I have a quick question regarding dummies for a regression that I am running.

I am running regressions of responses to a survey question about health on a vector of independent variables (e.g., unemployment, age, income). I am also considering including controls for the month in which individuals were interviewed. I expect that responses to the survey question about health might vary seasonally.

My "month of interview" variable is a continuous variable that runs from 1-12 (based on the actual month of interview). Would it make the most sense to include this variable in my regression as a continuous variable, or to include 11 "month" dummies? On the one hand, if I use the month variable as a continuous variable, I can still pick up long-range patterns ("beginning of year" vs. "end of year"). On the other hand, the month dummies might be more informative. However, they would make my regression output table long and unwieldy.

Alternatively, I could alter the month dummy into a four-category dummy with four seasons.

Any advice is greatly appreciated!

  • 1
    $\begingroup$ It depends a lot on your data and whether there really is a year-round trend. The simple answer is to try both and cross-validate to determine which generalizes better. $\endgroup$ Commented Apr 3, 2021 at 16:25
  • $\begingroup$ Thanks! Unfortunately, I don't have enough sophisticated statistical knowledge to know how to cross-validate or what this would involve. But I appreciate your advice! $\endgroup$ Commented Apr 3, 2021 at 16:34

1 Answer 1



  1. Continuous variable 1-12: This would assume a linear trend through the year. It is unlikely that the effect of this covariate in December will be 12x the effect of the covariate in January.
  2. Categorical variable (dummy encoding): This method affords a good deal of flexibility in how the seasonality is represented. I recommend this.
  3. Quarterly variable (1-4 or dummy encoding): I don't recommend this unless you know that your seasonality is really related to the "seasons" or to something like "quarterly earnings reports"
  4. Sinusoidal variable: I might use this if I had multiple years of data and thought there was an up-down pattern throughout the year that repeats.
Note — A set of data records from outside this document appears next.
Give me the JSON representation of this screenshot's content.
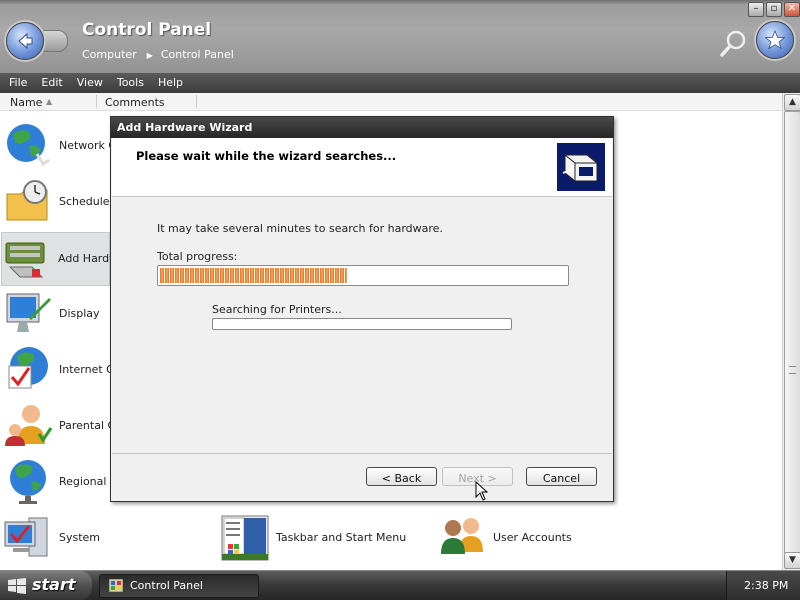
{
  "window": {
    "title": "Control Panel",
    "breadcrumb": [
      "Computer",
      "Control Panel"
    ],
    "breadcrumb_separator": "▶"
  },
  "menu": [
    "File",
    "Edit",
    "View",
    "Tools",
    "Help"
  ],
  "columns": {
    "name": "Name",
    "comments": "Comments"
  },
  "items": [
    {
      "label": "Network Co",
      "icon": "globe-network-icon"
    },
    {
      "label": "Scheduled T",
      "icon": "scheduled-tasks-icon"
    },
    {
      "label": "Add Hardw",
      "icon": "add-hardware-icon",
      "selected": true
    },
    {
      "label": "Display",
      "icon": "display-icon"
    },
    {
      "label": "Internet Op",
      "icon": "internet-options-icon"
    },
    {
      "label": "Parental Co",
      "icon": "parental-controls-icon"
    },
    {
      "label": "Regional ar",
      "icon": "regional-options-icon"
    },
    {
      "label": "System",
      "icon": "system-icon"
    },
    {
      "label": "Taskbar and Start Menu",
      "icon": "taskbar-start-menu-icon"
    },
    {
      "label": "User Accounts",
      "icon": "user-accounts-icon"
    }
  ],
  "dialog": {
    "title": "Add Hardware Wizard",
    "heading": "Please wait while the wizard searches...",
    "description": "It may take several minutes to search for hardware.",
    "total_label": "Total progress:",
    "total_progress": 0.46,
    "searching_label": "Searching for Printers...",
    "searching_progress": 0,
    "buttons": {
      "back": "< Back",
      "next": "Next >",
      "cancel": "Cancel"
    }
  },
  "taskbar": {
    "start_label": "start",
    "task_label": "Control Panel",
    "clock": "2:38 PM"
  },
  "colors": {
    "progress": "#e3741c",
    "header": "#9c9c9c",
    "menubar": "#3c3c3c"
  }
}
In the end, I recommend the categorical variable approach unless there is a strong reason for one of the other options.

  • $\begingroup$ Thank you! That's a great clarification, I appreciate it! $\endgroup$ Commented Apr 3, 2021 at 18:22
  • $\begingroup$ 5. Combine option 1. with a spline $\endgroup$ Commented Jul 5, 2021 at 18:24

Your Answer
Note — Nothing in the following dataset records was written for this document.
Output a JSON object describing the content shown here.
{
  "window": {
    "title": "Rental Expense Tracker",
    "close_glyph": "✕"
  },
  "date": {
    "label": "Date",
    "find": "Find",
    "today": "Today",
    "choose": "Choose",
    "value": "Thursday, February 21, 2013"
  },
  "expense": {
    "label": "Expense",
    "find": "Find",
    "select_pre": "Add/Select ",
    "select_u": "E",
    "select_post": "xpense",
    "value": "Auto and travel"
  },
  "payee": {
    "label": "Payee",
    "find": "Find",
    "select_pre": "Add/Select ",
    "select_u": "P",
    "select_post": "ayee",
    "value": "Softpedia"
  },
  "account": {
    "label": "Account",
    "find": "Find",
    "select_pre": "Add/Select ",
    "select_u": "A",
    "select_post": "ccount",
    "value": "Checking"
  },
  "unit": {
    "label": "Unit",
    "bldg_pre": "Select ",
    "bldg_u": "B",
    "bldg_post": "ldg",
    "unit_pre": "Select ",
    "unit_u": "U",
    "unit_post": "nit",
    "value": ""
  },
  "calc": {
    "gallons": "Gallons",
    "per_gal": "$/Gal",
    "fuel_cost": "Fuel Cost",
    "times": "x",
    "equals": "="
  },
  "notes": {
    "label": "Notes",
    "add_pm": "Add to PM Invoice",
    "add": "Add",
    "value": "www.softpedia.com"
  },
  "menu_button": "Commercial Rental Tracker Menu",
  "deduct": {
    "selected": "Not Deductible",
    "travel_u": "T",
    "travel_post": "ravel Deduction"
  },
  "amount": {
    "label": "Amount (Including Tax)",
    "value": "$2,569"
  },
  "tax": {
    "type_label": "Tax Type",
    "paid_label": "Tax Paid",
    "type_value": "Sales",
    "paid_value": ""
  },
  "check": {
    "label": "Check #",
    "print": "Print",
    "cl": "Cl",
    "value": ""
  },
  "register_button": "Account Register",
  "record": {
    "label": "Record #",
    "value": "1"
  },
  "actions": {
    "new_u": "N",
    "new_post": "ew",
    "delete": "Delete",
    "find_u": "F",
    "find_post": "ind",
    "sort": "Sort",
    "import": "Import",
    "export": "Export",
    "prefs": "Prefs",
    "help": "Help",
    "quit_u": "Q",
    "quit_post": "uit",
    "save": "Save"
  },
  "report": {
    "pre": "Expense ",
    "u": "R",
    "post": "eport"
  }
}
By clicking “Post Your Answer”, you agree to our terms of service and acknowledge you have read our privacy policy.

Not the answer you're looking for? Browse other questions tagged or ask your own question.